_Aim of the task:_
How many lines of the data include the string "page"? State the number and nothing else.

_Given data:_
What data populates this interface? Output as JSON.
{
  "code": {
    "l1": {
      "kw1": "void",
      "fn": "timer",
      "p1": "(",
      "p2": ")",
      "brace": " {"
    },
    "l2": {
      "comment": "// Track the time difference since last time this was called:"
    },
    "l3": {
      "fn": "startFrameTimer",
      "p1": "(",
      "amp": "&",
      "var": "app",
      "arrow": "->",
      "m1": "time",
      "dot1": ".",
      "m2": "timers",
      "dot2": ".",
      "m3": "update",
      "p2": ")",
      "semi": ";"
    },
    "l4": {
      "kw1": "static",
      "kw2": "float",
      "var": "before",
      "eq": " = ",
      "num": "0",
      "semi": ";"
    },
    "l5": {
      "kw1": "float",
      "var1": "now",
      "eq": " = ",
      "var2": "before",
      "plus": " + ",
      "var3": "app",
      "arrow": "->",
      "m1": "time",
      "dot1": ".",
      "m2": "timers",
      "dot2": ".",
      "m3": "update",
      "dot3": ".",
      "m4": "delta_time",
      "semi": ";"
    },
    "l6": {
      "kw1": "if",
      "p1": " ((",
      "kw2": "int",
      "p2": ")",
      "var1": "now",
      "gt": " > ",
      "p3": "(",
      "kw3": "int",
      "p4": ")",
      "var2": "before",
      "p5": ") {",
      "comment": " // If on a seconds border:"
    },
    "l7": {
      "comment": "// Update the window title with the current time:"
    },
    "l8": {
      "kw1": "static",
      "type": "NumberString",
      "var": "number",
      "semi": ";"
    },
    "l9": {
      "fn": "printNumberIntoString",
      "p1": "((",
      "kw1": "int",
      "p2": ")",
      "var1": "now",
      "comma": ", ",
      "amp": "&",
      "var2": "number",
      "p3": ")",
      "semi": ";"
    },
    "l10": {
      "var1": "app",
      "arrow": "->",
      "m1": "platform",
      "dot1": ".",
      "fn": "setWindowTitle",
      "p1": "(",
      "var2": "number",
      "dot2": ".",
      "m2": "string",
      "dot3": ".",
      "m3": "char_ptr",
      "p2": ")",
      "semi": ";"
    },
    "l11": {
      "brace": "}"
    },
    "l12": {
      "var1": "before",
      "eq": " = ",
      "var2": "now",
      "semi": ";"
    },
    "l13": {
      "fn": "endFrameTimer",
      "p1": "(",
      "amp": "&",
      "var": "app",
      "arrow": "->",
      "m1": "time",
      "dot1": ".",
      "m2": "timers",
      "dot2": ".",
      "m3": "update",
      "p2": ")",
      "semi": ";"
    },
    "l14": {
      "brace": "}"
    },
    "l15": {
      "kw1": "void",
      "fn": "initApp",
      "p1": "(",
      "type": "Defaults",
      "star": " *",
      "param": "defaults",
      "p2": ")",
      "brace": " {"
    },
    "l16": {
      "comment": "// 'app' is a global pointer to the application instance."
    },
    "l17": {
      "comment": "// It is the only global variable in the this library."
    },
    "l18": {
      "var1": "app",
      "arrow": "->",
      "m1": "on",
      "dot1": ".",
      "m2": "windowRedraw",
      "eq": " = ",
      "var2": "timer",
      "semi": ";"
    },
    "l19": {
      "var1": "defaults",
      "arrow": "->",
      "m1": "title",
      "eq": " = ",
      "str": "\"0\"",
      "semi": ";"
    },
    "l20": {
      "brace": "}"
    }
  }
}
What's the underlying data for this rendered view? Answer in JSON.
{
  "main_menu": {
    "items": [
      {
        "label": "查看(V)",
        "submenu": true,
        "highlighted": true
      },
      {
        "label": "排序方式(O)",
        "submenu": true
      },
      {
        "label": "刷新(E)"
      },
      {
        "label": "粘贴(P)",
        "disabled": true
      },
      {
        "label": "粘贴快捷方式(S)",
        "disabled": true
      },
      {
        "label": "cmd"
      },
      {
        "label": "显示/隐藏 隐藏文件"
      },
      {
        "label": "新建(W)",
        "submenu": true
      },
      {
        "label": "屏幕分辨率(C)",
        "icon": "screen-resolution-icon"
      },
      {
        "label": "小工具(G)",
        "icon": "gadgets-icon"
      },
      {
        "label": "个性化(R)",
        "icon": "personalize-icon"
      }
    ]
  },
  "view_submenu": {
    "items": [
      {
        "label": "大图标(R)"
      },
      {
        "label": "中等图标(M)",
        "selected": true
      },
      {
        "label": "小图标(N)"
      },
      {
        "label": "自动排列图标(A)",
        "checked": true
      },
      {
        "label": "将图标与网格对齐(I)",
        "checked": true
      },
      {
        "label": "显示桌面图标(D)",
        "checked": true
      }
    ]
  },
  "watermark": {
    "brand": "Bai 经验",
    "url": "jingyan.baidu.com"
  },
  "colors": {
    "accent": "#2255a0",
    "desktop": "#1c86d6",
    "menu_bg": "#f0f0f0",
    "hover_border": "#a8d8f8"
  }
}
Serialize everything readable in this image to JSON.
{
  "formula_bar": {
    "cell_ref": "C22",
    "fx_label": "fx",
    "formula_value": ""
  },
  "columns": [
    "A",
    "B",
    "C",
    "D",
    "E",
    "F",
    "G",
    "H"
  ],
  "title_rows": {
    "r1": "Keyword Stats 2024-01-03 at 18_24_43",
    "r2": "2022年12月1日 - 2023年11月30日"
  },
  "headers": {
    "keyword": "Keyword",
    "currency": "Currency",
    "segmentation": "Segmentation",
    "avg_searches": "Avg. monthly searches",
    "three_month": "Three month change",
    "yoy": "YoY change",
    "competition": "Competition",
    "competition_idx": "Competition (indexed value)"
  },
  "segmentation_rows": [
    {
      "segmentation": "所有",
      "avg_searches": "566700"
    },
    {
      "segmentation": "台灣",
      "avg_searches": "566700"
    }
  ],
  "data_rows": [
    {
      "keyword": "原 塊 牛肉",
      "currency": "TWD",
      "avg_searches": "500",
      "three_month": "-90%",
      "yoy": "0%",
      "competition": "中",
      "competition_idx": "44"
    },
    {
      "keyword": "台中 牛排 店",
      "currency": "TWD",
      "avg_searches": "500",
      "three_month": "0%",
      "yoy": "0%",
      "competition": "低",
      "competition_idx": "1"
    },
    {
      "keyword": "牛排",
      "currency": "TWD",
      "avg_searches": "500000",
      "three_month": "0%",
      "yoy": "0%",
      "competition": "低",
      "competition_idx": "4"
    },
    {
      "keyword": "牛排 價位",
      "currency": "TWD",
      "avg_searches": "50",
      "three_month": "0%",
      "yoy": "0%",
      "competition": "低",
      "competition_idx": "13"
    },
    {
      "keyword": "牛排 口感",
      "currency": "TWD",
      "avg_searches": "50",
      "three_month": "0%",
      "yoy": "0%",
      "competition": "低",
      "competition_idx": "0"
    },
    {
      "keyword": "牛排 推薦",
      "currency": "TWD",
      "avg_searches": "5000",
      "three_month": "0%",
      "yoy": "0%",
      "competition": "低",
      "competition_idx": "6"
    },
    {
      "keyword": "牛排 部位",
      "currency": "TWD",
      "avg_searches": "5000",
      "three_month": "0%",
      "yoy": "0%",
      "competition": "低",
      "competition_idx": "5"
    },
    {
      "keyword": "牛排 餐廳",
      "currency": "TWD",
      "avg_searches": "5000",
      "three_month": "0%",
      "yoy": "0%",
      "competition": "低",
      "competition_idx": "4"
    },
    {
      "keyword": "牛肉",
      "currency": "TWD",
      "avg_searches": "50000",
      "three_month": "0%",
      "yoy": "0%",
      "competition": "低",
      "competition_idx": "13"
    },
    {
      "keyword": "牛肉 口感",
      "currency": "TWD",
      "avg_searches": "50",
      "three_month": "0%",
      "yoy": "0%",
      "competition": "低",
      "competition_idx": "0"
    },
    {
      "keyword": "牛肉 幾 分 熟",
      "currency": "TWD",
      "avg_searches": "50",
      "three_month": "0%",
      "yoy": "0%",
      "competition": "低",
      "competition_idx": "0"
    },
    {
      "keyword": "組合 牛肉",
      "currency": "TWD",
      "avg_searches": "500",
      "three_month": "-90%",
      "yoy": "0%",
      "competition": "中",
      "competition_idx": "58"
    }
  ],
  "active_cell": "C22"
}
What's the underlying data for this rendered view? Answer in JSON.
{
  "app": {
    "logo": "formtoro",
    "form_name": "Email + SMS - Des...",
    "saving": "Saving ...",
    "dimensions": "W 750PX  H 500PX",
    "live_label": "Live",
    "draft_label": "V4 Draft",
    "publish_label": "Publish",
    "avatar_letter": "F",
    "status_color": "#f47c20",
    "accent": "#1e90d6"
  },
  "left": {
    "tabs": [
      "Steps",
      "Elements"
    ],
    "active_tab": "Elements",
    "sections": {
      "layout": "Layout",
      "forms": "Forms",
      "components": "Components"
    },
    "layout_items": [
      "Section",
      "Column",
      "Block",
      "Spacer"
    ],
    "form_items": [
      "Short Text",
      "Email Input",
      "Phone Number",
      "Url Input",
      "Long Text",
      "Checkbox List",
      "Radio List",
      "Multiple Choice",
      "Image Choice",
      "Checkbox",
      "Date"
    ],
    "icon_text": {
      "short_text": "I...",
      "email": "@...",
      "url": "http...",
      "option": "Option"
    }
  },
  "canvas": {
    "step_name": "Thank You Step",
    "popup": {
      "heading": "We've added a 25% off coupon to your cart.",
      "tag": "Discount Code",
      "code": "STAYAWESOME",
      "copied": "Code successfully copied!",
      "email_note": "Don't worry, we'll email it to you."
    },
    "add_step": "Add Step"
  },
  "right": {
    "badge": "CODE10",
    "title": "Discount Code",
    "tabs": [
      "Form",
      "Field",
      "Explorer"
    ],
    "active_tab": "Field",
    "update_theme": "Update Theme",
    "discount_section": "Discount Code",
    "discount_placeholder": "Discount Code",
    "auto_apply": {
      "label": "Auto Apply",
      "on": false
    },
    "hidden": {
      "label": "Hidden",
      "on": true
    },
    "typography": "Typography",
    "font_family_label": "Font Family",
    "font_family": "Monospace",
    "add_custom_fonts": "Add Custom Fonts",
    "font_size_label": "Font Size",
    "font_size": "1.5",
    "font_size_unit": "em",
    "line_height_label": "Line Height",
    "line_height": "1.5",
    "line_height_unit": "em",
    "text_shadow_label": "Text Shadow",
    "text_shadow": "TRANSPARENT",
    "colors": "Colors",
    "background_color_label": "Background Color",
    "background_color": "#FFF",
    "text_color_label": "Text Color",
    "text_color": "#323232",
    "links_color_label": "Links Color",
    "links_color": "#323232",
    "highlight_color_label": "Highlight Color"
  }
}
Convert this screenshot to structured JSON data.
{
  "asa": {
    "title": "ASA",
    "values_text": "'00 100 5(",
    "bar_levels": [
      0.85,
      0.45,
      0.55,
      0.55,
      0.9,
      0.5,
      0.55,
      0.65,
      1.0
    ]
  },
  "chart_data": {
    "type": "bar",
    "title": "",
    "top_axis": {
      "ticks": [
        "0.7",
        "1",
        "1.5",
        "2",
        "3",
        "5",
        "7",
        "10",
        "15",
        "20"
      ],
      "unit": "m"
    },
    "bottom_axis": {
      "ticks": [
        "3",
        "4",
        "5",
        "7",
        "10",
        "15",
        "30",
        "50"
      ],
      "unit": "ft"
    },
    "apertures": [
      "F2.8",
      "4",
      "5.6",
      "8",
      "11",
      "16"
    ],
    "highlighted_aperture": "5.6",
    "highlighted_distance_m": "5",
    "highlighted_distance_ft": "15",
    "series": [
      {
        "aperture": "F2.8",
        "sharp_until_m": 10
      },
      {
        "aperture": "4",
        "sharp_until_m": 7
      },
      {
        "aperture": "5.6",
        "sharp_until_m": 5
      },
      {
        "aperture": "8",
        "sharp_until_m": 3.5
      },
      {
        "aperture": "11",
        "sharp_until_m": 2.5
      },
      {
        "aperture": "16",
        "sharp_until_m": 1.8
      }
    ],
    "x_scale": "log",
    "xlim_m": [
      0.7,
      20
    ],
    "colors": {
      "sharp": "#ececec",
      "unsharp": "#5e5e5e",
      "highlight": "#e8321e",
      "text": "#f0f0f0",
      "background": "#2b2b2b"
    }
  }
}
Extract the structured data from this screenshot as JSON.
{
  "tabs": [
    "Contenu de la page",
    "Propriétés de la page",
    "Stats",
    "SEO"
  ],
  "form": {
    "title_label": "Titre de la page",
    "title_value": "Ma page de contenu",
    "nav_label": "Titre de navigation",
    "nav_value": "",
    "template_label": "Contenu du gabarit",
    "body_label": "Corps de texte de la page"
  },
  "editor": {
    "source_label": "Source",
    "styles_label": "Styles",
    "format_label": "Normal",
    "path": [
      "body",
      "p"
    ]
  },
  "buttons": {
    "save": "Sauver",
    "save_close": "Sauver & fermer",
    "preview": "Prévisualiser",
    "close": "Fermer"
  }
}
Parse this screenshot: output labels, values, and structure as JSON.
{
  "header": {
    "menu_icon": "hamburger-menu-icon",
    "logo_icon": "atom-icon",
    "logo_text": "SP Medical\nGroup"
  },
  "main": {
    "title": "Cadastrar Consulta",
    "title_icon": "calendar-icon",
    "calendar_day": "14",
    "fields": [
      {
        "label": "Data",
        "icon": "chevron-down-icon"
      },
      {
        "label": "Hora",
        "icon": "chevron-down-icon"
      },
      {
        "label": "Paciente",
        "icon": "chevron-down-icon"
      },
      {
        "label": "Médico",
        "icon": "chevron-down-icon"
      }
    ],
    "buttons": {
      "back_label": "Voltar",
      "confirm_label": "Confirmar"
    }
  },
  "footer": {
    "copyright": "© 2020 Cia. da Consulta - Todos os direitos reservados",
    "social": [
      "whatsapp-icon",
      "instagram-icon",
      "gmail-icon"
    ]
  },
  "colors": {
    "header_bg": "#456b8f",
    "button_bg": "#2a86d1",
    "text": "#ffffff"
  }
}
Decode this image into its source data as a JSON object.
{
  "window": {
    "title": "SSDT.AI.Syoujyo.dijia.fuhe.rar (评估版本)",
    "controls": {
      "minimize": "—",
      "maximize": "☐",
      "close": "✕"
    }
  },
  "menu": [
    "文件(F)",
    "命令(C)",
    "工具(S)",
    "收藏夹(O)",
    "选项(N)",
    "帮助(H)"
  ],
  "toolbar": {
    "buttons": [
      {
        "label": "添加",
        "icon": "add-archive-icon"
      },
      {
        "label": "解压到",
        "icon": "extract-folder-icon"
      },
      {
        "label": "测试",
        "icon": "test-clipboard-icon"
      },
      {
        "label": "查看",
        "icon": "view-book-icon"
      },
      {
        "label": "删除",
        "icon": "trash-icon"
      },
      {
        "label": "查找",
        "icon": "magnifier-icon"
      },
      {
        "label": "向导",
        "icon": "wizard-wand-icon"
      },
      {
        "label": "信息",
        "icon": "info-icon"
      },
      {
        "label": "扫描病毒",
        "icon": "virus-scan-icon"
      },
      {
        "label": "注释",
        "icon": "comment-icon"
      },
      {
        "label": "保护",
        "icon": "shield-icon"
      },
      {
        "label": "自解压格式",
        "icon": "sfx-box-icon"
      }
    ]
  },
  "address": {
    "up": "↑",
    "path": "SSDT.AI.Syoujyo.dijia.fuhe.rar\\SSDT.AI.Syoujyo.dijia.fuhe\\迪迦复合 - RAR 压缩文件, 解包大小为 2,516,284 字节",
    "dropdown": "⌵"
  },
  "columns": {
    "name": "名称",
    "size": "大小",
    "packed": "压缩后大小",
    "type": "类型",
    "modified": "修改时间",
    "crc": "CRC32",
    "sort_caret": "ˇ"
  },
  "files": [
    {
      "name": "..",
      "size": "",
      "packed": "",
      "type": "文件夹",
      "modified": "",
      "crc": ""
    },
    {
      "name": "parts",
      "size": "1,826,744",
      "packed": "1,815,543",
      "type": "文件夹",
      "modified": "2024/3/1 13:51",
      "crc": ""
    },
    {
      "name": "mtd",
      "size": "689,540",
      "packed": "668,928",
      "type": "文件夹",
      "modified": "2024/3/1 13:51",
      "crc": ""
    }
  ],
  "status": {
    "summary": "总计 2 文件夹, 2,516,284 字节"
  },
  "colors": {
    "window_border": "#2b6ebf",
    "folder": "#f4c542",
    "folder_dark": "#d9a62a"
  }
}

_Expected answer:_
5